This is one of the posts recovered after a botched website move three years ago. It was originally written and published on March 5, 2012.
It started snowing on my way home last Wednesday afternoon, and I was thinking about chili; specifically, chipotle chili.
It snowed on and off overnight, and snowed hard through mid-afternoon Thursday, dumping about a foot of that heavy, white stuff. The last time we had “real” snow like this in southeastern New Hampshire was October.
I was still thinking about chipotle chili on Friday, when the sun came out, and it looked for all the world like Christmastime might have looked, if we had snow.
With chipotle chili weighing heavily on my brain, and tempting my stomach, I made good use of Google, looking up about one-half dozen chipotle chili recipes; all similar in some regards, with a variety of additions (and subtractions) to personalize it. Not one of them “spoke” to me.

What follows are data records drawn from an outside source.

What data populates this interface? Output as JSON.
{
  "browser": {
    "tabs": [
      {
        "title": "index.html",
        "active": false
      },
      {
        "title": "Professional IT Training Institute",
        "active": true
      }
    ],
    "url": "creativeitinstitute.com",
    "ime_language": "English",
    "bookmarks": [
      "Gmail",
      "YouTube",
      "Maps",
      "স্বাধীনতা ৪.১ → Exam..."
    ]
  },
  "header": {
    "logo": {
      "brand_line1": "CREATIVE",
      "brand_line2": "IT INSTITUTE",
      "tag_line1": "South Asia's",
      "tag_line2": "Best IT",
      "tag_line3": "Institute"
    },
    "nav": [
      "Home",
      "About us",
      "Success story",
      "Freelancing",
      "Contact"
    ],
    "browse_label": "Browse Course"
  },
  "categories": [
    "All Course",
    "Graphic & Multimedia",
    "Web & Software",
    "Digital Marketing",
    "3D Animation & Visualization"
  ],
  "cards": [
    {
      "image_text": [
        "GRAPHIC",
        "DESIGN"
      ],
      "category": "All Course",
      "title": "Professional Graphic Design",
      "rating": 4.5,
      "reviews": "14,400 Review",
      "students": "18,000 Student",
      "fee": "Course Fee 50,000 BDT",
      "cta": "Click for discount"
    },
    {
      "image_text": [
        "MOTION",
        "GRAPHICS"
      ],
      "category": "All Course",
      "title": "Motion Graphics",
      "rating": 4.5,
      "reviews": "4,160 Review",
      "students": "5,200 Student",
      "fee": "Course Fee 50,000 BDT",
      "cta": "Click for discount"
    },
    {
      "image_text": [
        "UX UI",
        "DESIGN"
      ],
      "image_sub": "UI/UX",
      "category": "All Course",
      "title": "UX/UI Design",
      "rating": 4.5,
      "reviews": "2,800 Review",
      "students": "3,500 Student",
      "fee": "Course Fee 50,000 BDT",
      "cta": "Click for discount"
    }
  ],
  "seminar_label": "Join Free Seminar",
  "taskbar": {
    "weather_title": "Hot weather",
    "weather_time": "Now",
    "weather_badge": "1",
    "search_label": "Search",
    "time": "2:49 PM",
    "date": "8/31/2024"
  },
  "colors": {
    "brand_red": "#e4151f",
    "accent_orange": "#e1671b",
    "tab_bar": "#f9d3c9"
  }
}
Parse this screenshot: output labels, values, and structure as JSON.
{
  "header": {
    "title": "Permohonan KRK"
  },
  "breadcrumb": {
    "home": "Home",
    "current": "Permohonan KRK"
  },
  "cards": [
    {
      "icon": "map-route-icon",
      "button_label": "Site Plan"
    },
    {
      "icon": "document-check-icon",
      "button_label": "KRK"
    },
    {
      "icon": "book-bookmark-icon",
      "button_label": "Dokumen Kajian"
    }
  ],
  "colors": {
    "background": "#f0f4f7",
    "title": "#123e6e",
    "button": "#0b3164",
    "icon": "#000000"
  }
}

I finally threw up my hands, closed the browser, and added what I wanted in <em>my</em> chipotle chili to my shopping list.

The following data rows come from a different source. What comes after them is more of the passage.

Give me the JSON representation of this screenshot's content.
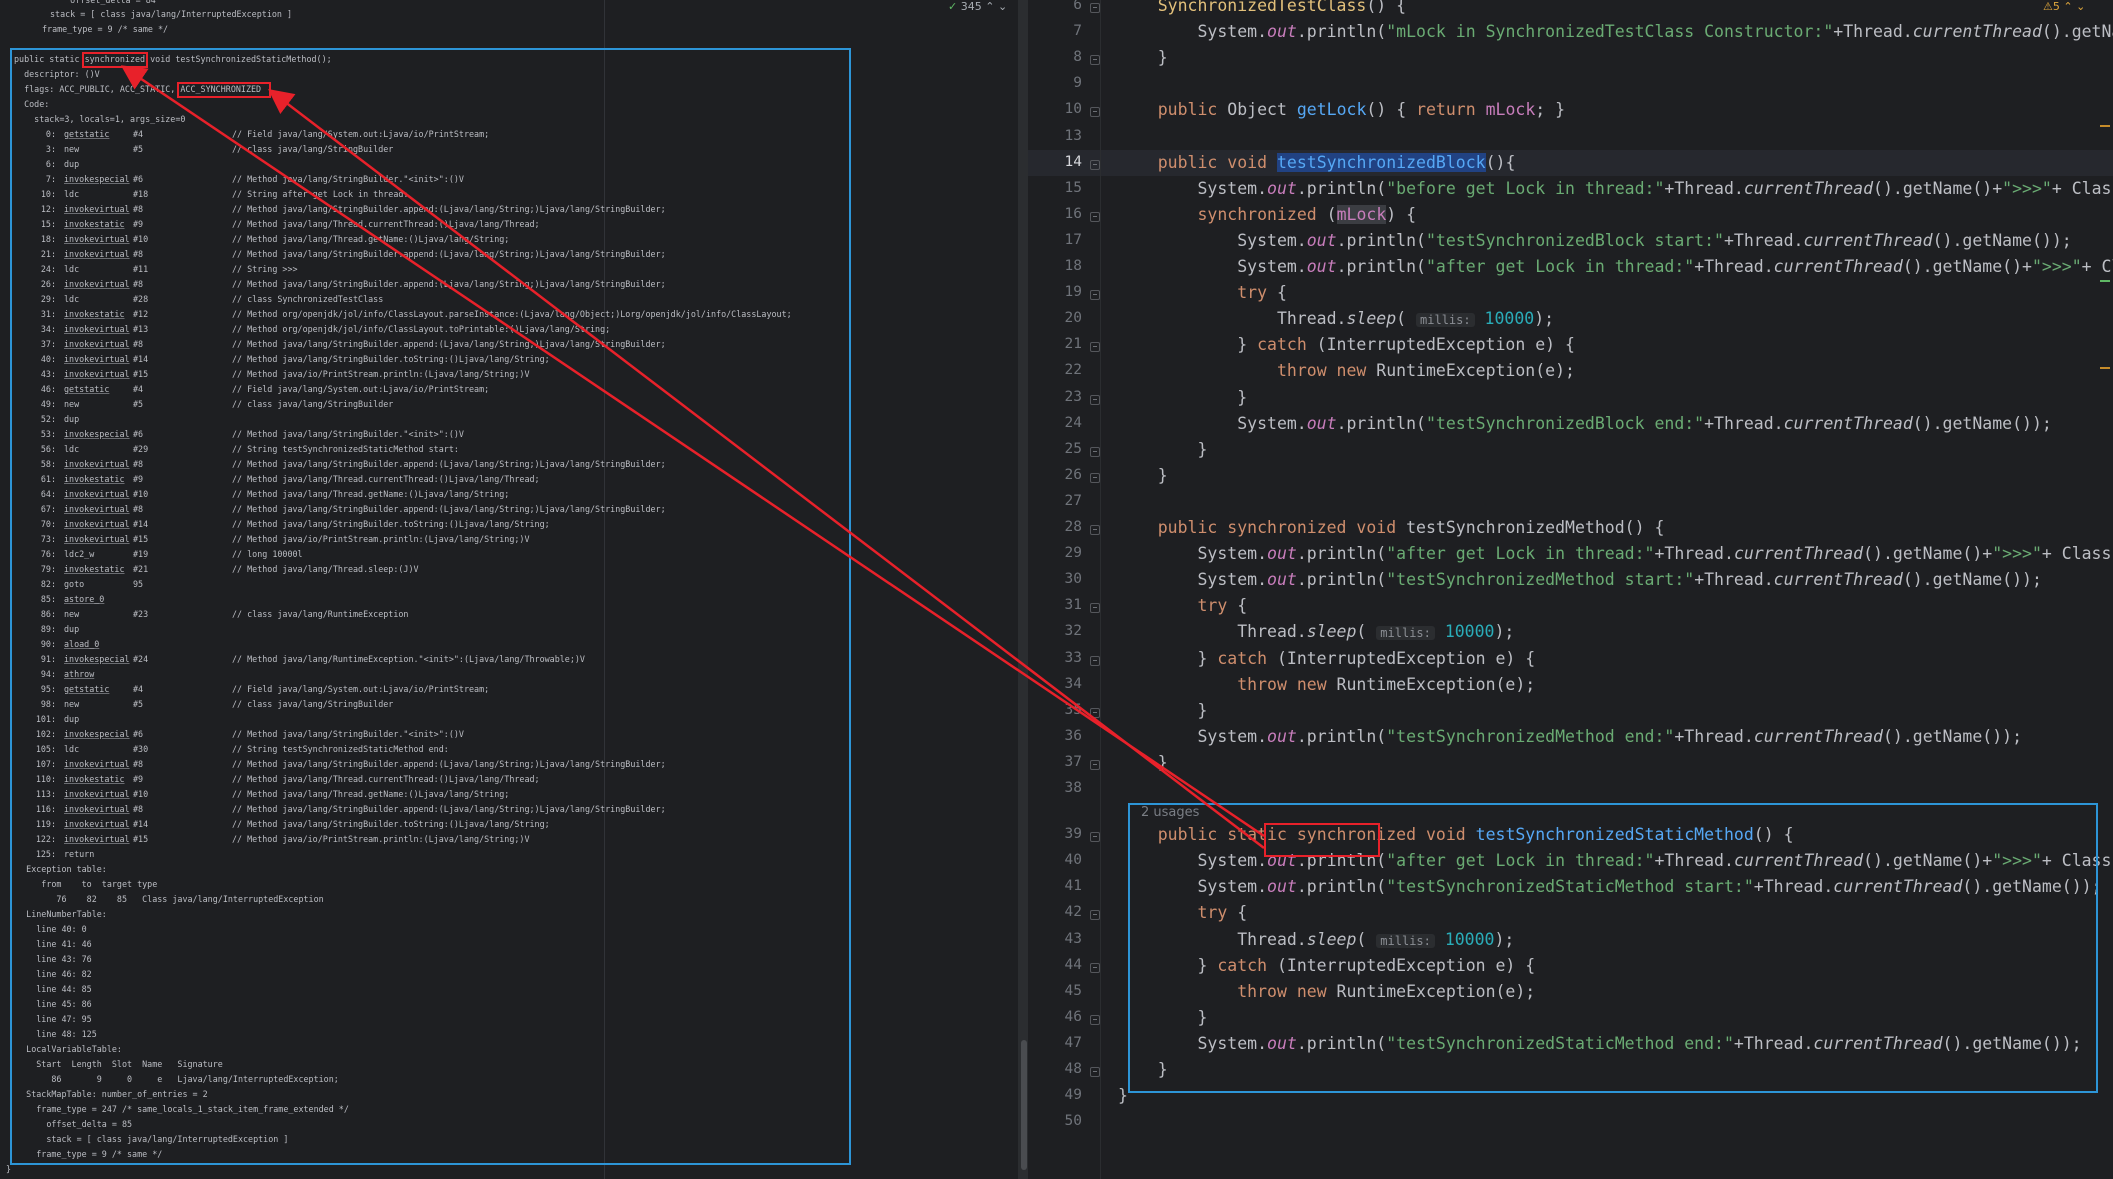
{
  "status": {
    "count": "345",
    "check": "✓",
    "warn": "⚠5"
  },
  "bytecode": {
    "top_lines": [
      "  offset_delta = 84",
      "stack = [ class java/lang/InterruptedException ]",
      "frame_type = 9 /* same */"
    ],
    "header": [
      "public static synchronized void testSynchronizedStaticMethod();",
      "  descriptor: ()V",
      "  flags: ACC_PUBLIC, ACC_STATIC, ACC_SYNCHRONIZED",
      "  Code:",
      "    stack=3, locals=1, args_size=0"
    ],
    "instructions": [
      {
        "off": "0:",
        "op": "getstatic",
        "arg": "#4",
        "cm": "// Field java/lang/System.out:Ljava/io/PrintStream;"
      },
      {
        "off": "3:",
        "op": "new",
        "arg": "#5",
        "cm": "// class java/lang/StringBuilder"
      },
      {
        "off": "6:",
        "op": "dup",
        "arg": "",
        "cm": ""
      },
      {
        "off": "7:",
        "op": "invokespecial",
        "arg": "#6",
        "cm": "// Method java/lang/StringBuilder.\"<init>\":()V"
      },
      {
        "off": "10:",
        "op": "ldc",
        "arg": "#18",
        "cm": "// String after get Lock in thread:"
      },
      {
        "off": "12:",
        "op": "invokevirtual",
        "arg": "#8",
        "cm": "// Method java/lang/StringBuilder.append:(Ljava/lang/String;)Ljava/lang/StringBuilder;"
      },
      {
        "off": "15:",
        "op": "invokestatic",
        "arg": "#9",
        "cm": "// Method java/lang/Thread.currentThread:()Ljava/lang/Thread;"
      },
      {
        "off": "18:",
        "op": "invokevirtual",
        "arg": "#10",
        "cm": "// Method java/lang/Thread.getName:()Ljava/lang/String;"
      },
      {
        "off": "21:",
        "op": "invokevirtual",
        "arg": "#8",
        "cm": "// Method java/lang/StringBuilder.append:(Ljava/lang/String;)Ljava/lang/StringBuilder;"
      },
      {
        "off": "24:",
        "op": "ldc",
        "arg": "#11",
        "cm": "// String >>>"
      },
      {
        "off": "26:",
        "op": "invokevirtual",
        "arg": "#8",
        "cm": "// Method java/lang/StringBuilder.append:(Ljava/lang/String;)Ljava/lang/StringBuilder;"
      },
      {
        "off": "29:",
        "op": "ldc",
        "arg": "#28",
        "cm": "// class SynchronizedTestClass"
      },
      {
        "off": "31:",
        "op": "invokestatic",
        "arg": "#12",
        "cm": "// Method org/openjdk/jol/info/ClassLayout.parseInstance:(Ljava/lang/Object;)Lorg/openjdk/jol/info/ClassLayout;"
      },
      {
        "off": "34:",
        "op": "invokevirtual",
        "arg": "#13",
        "cm": "// Method org/openjdk/jol/info/ClassLayout.toPrintable:()Ljava/lang/String;"
      },
      {
        "off": "37:",
        "op": "invokevirtual",
        "arg": "#8",
        "cm": "// Method java/lang/StringBuilder.append:(Ljava/lang/String;)Ljava/lang/StringBuilder;"
      },
      {
        "off": "40:",
        "op": "invokevirtual",
        "arg": "#14",
        "cm": "// Method java/lang/StringBuilder.toString:()Ljava/lang/String;"
      },
      {
        "off": "43:",
        "op": "invokevirtual",
        "arg": "#15",
        "cm": "// Method java/io/PrintStream.println:(Ljava/lang/String;)V"
      },
      {
        "off": "46:",
        "op": "getstatic",
        "arg": "#4",
        "cm": "// Field java/lang/System.out:Ljava/io/PrintStream;"
      },
      {
        "off": "49:",
        "op": "new",
        "arg": "#5",
        "cm": "// class java/lang/StringBuilder"
      },
      {
        "off": "52:",
        "op": "dup",
        "arg": "",
        "cm": ""
      },
      {
        "off": "53:",
        "op": "invokespecial",
        "arg": "#6",
        "cm": "// Method java/lang/StringBuilder.\"<init>\":()V"
      },
      {
        "off": "56:",
        "op": "ldc",
        "arg": "#29",
        "cm": "// String testSynchronizedStaticMethod start:"
      },
      {
        "off": "58:",
        "op": "invokevirtual",
        "arg": "#8",
        "cm": "// Method java/lang/StringBuilder.append:(Ljava/lang/String;)Ljava/lang/StringBuilder;"
      },
      {
        "off": "61:",
        "op": "invokestatic",
        "arg": "#9",
        "cm": "// Method java/lang/Thread.currentThread:()Ljava/lang/Thread;"
      },
      {
        "off": "64:",
        "op": "invokevirtual",
        "arg": "#10",
        "cm": "// Method java/lang/Thread.getName:()Ljava/lang/String;"
      },
      {
        "off": "67:",
        "op": "invokevirtual",
        "arg": "#8",
        "cm": "// Method java/lang/StringBuilder.append:(Ljava/lang/String;)Ljava/lang/StringBuilder;"
      },
      {
        "off": "70:",
        "op": "invokevirtual",
        "arg": "#14",
        "cm": "// Method java/lang/StringBuilder.toString:()Ljava/lang/String;"
      },
      {
        "off": "73:",
        "op": "invokevirtual",
        "arg": "#15",
        "cm": "// Method java/io/PrintStream.println:(Ljava/lang/String;)V"
      },
      {
        "off": "76:",
        "op": "ldc2_w",
        "arg": "#19",
        "cm": "// long 10000l"
      },
      {
        "off": "79:",
        "op": "invokestatic",
        "arg": "#21",
        "cm": "// Method java/lang/Thread.sleep:(J)V"
      },
      {
        "off": "82:",
        "op": "goto",
        "arg": "95",
        "cm": ""
      },
      {
        "off": "85:",
        "op": "astore_0",
        "arg": "",
        "cm": ""
      },
      {
        "off": "86:",
        "op": "new",
        "arg": "#23",
        "cm": "// class java/lang/RuntimeException"
      },
      {
        "off": "89:",
        "op": "dup",
        "arg": "",
        "cm": ""
      },
      {
        "off": "90:",
        "op": "aload_0",
        "arg": "",
        "cm": ""
      },
      {
        "off": "91:",
        "op": "invokespecial",
        "arg": "#24",
        "cm": "// Method java/lang/RuntimeException.\"<init>\":(Ljava/lang/Throwable;)V"
      },
      {
        "off": "94:",
        "op": "athrow",
        "arg": "",
        "cm": ""
      },
      {
        "off": "95:",
        "op": "getstatic",
        "arg": "#4",
        "cm": "// Field java/lang/System.out:Ljava/io/PrintStream;"
      },
      {
        "off": "98:",
        "op": "new",
        "arg": "#5",
        "cm": "// class java/lang/StringBuilder"
      },
      {
        "off": "101:",
        "op": "dup",
        "arg": "",
        "cm": ""
      },
      {
        "off": "102:",
        "op": "invokespecial",
        "arg": "#6",
        "cm": "// Method java/lang/StringBuilder.\"<init>\":()V"
      },
      {
        "off": "105:",
        "op": "ldc",
        "arg": "#30",
        "cm": "// String testSynchronizedStaticMethod end:"
      },
      {
        "off": "107:",
        "op": "invokevirtual",
        "arg": "#8",
        "cm": "// Method java/lang/StringBuilder.append:(Ljava/lang/String;)Ljava/lang/StringBuilder;"
      },
      {
        "off": "110:",
        "op": "invokestatic",
        "arg": "#9",
        "cm": "// Method java/lang/Thread.currentThread:()Ljava/lang/Thread;"
      },
      {
        "off": "113:",
        "op": "invokevirtual",
        "arg": "#10",
        "cm": "// Method java/lang/Thread.getName:()Ljava/lang/String;"
      },
      {
        "off": "116:",
        "op": "invokevirtual",
        "arg": "#8",
        "cm": "// Method java/lang/StringBuilder.append:(Ljava/lang/String;)Ljava/lang/StringBuilder;"
      },
      {
        "off": "119:",
        "op": "invokevirtual",
        "arg": "#14",
        "cm": "// Method java/lang/StringBuilder.toString:()Ljava/lang/String;"
      },
      {
        "off": "122:",
        "op": "invokevirtual",
        "arg": "#15",
        "cm": "// Method java/io/PrintStream.println:(Ljava/lang/String;)V"
      },
      {
        "off": "125:",
        "op": "return",
        "arg": "",
        "cm": ""
      }
    ],
    "footer": [
      "    Exception table:",
      "       from    to  target type",
      "          76    82    85   Class java/lang/InterruptedException",
      "    LineNumberTable:",
      "      line 40: 0",
      "      line 41: 46",
      "      line 43: 76",
      "      line 46: 82",
      "      line 44: 85",
      "      line 45: 86",
      "      line 47: 95",
      "      line 48: 125",
      "    LocalVariableTable:",
      "      Start  Length  Slot  Name   Signature",
      "         86       9     0     e   Ljava/lang/InterruptedException;",
      "    StackMapTable: number_of_entries = 2",
      "      frame_type = 247 /* same_locals_1_stack_item_frame_extended */",
      "        offset_delta = 85",
      "        stack = [ class java/lang/InterruptedException ]",
      "      frame_type = 9 /* same */",
      "}"
    ]
  },
  "editor": {
    "usages_hint": "2 usages",
    "param_hint": "millis:",
    "lines": [
      {
        "n": "6",
        "html": "    <span class=\"fnd\" style=\"color:#e2c07b\">SynchronizedTestClass</span>() {"
      },
      {
        "n": "7",
        "html": "        System.<span class=\"fld\">out</span>.println(<span class=\"st\">\"mLock in SynchronizedTestClass Constructor:\"</span>+Thread.<span class=\"it\">currentThread</span>().getName()+<span class=\"st\">\">>>\"</span>+"
      },
      {
        "n": "8",
        "html": "    }"
      },
      {
        "n": "9",
        "html": ""
      },
      {
        "n": "10",
        "html": "    <span class=\"kw\">public</span> Object <span class=\"fn\">getLock</span>() { <span class=\"kw\">return</span> <span class=\"fld2\">mLock</span>; }"
      },
      {
        "n": "13",
        "html": ""
      },
      {
        "n": "14",
        "html": "    <span class=\"kw\">public void</span> <span class=\"fn\" style=\"background:#214283\">testSynchronizedBlock</span>(){"
      },
      {
        "n": "15",
        "html": "        System.<span class=\"fld\">out</span>.println(<span class=\"st\">\"before get Lock in thread:\"</span>+Thread.<span class=\"it\">currentThread</span>().getName()+<span class=\"st\">\">>>\"</span>+ ClassLayout.<span class=\"it\">pars</span>"
      },
      {
        "n": "16",
        "html": "        <span class=\"kw\">synchronized</span> (<span class=\"fld2\" style=\"background:#3b3d42\">mLock</span>) {"
      },
      {
        "n": "17",
        "html": "            System.<span class=\"fld\">out</span>.println(<span class=\"st\">\"testSynchronizedBlock start:\"</span>+Thread.<span class=\"it\">currentThread</span>().getName());"
      },
      {
        "n": "18",
        "html": "            System.<span class=\"fld\">out</span>.println(<span class=\"st\">\"after get Lock in thread:\"</span>+Thread.<span class=\"it\">currentThread</span>().getName()+<span class=\"st\">\">>>\"</span>+ ClassLayout.<span class=\"it\">p</span>"
      },
      {
        "n": "19",
        "html": "            <span class=\"kw\">try</span> {"
      },
      {
        "n": "20",
        "html": "                Thread.<span class=\"it\">sleep</span>( <span class=\"hint\">millis:</span> <span class=\"num\">10000</span>);"
      },
      {
        "n": "21",
        "html": "            } <span class=\"kw\">catch</span> (InterruptedException e) {"
      },
      {
        "n": "22",
        "html": "                <span class=\"kw\">throw new</span> RuntimeException(e);"
      },
      {
        "n": "23",
        "html": "            }"
      },
      {
        "n": "24",
        "html": "            System.<span class=\"fld\">out</span>.println(<span class=\"st\">\"testSynchronizedBlock end:\"</span>+Thread.<span class=\"it\">currentThread</span>().getName());"
      },
      {
        "n": "25",
        "html": "        }"
      },
      {
        "n": "26",
        "html": "    }"
      },
      {
        "n": "27",
        "html": ""
      },
      {
        "n": "28",
        "html": "    <span class=\"kw\">public synchronized void</span> <span class=\"fnd\">testSynchronizedMethod</span>() {"
      },
      {
        "n": "29",
        "html": "        System.<span class=\"fld\">out</span>.println(<span class=\"st\">\"after get Lock in thread:\"</span>+Thread.<span class=\"it\">currentThread</span>().getName()+<span class=\"st\">\">>>\"</span>+ ClassLayout.<span class=\"it\">parse</span>"
      },
      {
        "n": "30",
        "html": "        System.<span class=\"fld\">out</span>.println(<span class=\"st\">\"testSynchronizedMethod start:\"</span>+Thread.<span class=\"it\">currentThread</span>().getName());"
      },
      {
        "n": "31",
        "html": "        <span class=\"kw\">try</span> {"
      },
      {
        "n": "32",
        "html": "            Thread.<span class=\"it\">sleep</span>( <span class=\"hint\">millis:</span> <span class=\"num\">10000</span>);"
      },
      {
        "n": "33",
        "html": "        } <span class=\"kw\">catch</span> (InterruptedException e) {"
      },
      {
        "n": "34",
        "html": "            <span class=\"kw\">throw new</span> RuntimeException(e);"
      },
      {
        "n": "35",
        "html": "        }"
      },
      {
        "n": "36",
        "html": "        System.<span class=\"fld\">out</span>.println(<span class=\"st\">\"testSynchronizedMethod end:\"</span>+Thread.<span class=\"it\">currentThread</span>().getName());"
      },
      {
        "n": "37",
        "html": "    }"
      },
      {
        "n": "38",
        "html": ""
      },
      {
        "n": "39",
        "html": "    <span class=\"kw\">public static synchronized void</span> <span class=\"fnd\" style=\"color:#56a8f5\">testSynchronizedStaticMethod</span>() {"
      },
      {
        "n": "40",
        "html": "        System.<span class=\"fld\">out</span>.println(<span class=\"st\">\"after get Lock in thread:\"</span>+Thread.<span class=\"it\">currentThread</span>().getName()+<span class=\"st\">\">>>\"</span>+ ClassLayout.<span class=\"it\">parse</span>"
      },
      {
        "n": "41",
        "html": "        System.<span class=\"fld\">out</span>.println(<span class=\"st\">\"testSynchronizedStaticMethod start:\"</span>+Thread.<span class=\"it\">currentThread</span>().getName());"
      },
      {
        "n": "42",
        "html": "        <span class=\"kw\">try</span> {"
      },
      {
        "n": "43",
        "html": "            Thread.<span class=\"it\">sleep</span>( <span class=\"hint\">millis:</span> <span class=\"num\">10000</span>);"
      },
      {
        "n": "44",
        "html": "        } <span class=\"kw\">catch</span> (InterruptedException e) {"
      },
      {
        "n": "45",
        "html": "            <span class=\"kw\">throw new</span> RuntimeException(e);"
      },
      {
        "n": "46",
        "html": "        }"
      },
      {
        "n": "47",
        "html": "        System.<span class=\"fld\">out</span>.println(<span class=\"st\">\"testSynchronizedStaticMethod end:\"</span>+Thread.<span class=\"it\">currentThread</span>().getName());"
      },
      {
        "n": "48",
        "html": "    }"
      },
      {
        "n": "49",
        "html": "}"
      },
      {
        "n": "50",
        "html": ""
      }
    ]
  }
}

I gathered the ingredients on my way home from work Friday, and did the deed Saturday morning. Here’s how it went down in the Chez Ellen Kitchen, step by step (recipe follows):

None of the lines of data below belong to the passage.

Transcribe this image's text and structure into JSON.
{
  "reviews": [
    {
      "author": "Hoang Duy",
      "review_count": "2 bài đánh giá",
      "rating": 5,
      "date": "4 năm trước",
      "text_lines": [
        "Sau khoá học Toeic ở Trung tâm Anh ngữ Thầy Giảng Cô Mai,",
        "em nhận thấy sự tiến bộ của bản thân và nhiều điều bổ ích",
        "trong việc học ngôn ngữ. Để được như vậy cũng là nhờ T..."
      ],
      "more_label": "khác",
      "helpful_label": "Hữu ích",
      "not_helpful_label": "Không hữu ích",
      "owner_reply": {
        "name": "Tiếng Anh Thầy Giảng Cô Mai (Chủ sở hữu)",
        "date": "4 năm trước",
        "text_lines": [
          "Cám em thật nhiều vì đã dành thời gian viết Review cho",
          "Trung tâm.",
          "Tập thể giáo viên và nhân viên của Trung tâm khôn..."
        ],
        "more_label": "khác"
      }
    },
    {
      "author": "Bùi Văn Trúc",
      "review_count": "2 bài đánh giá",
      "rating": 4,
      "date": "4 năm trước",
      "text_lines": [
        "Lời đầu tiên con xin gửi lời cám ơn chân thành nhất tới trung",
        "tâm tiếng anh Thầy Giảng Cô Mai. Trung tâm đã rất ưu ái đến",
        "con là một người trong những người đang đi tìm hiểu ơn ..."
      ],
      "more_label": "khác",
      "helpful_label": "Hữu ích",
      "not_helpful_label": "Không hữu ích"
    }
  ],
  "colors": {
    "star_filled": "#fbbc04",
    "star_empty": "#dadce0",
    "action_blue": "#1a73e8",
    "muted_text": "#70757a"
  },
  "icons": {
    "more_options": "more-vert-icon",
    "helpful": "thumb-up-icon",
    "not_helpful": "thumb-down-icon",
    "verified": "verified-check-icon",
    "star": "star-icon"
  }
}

I sprayed my handy-dandy cast iron skillet with extra-virgin olive oil, and unceremoniously dumped in lean ground sirloin.
While it started browning, I chopped up an onion, and added it to the beef.
It looked and smelled so good!
When it was done, I scooped it into the crockpot.
Note to self: Don’t leave your wooden spoon leaning on your in-use cast iron skillet while you multi-task.
I dumped the beans into a colander to drain them, then rinsed them well, and transferred them to the crockpot.
I poured the broth into crockpot.
I added the tomatillo to the crockpot.
I split open half the chipotle peppers, and removed the seeds and ribs, then rough chopped them.
While the peppers themselves provide some heat, it’s subtle – unless you include the ribs and seeds, at which point there is nothing subtle about it.
I added the de-seeded, de-ribbed, rough-chopped chipotle peppers to the crockpot.
I assembled the seasonings and added them to the crockpot.
I “Oooh”-ed and “Aaah”-ed over the fragrant conglomeration before giving it a stir, putting the lid on it, and setting the crockpot to low.
I made sure it was plugged in, then walked away from it for lots of hours, and considered wearing a bib to catch my drool as my house started smelling like chipotle chili Heaven.
Nine hours later (six is plenty), I uncovered the chili and enjoyed the near-instantaneous opening of my sinuses.
I plated it. I scooped a serving over a bed of Romaine, added salsa con queso and a corn tortilla, and opened a bottle of double chocolate stout. It’s the first stout I’ve liked. I may be in love.
I enjoyed, and rejoiced in the plentiful leftovers. No, not the leftovers of the stout. Leftover double chocolate stout? Are you kidding?
Here’s the recipe (for the chili, not the stout):
???? 2 pounds of meat (lean beef, chicken, turkey – your choice), browned (optional; can easily be meatless)
???? 1 large white onion, diced and sauteed (with meat)
???? 2 30-ounce (29.3-ounce) cans of beans, drained and rinsed
???? 2 32-ounce containers of fat-free, low-sodium broth (I used chicken; could use beef or vegetable)
???? 1 large can of crushed tomatillos
???? 1/2 small can of chipotle peppers with adobo sauce, rinsed, de-ribbed, de-seeded, and rough-chopped
???? 2 tablespoons cumin
???? 1 tablespoon low-sodium Adobo seasoning
???? 1 teaspoon chili powder
???? 1 teaspoon black pepper
???? 1 teaspoon salt (more to taste)
???? 1/4 cup cilantro, chopped
1. Spray a large skillet with cooking oil, and add meat of choice to start browning.
2. Dice a large white onion, and add it to the meat for sauteing. Add to the crockpot when done.
3. Open the cans of beans, and dump them into a colander. Rinse well. Add to the crockpot.
4. Add both containers of broth, plus the tomatillos, to the crockpot.
5. Divide the can of chipotle peppers, splitting open, de-ribbing, de-seeding, and rough chopping half the peppers, then adding them, along with the Adobo sauce, to the crockpot. Put the remaining peppers into an airtight container, and refrigerate.
6. Add spices. Note: I chose not to use the cayenne pepper, because I didn’t want the extra heat. If you want that extra heat, I’d start with 1 teaspoon and work up from there.
7. Stir it all together, then cover it, and cook it on low for at least 6 hours.
8. 30 minutes before serving, add cilantro.
9. Serve and enjoy – with a Double Chocolate Stout. 😉
Are you a chili lover? If you, what’s your favorite kind?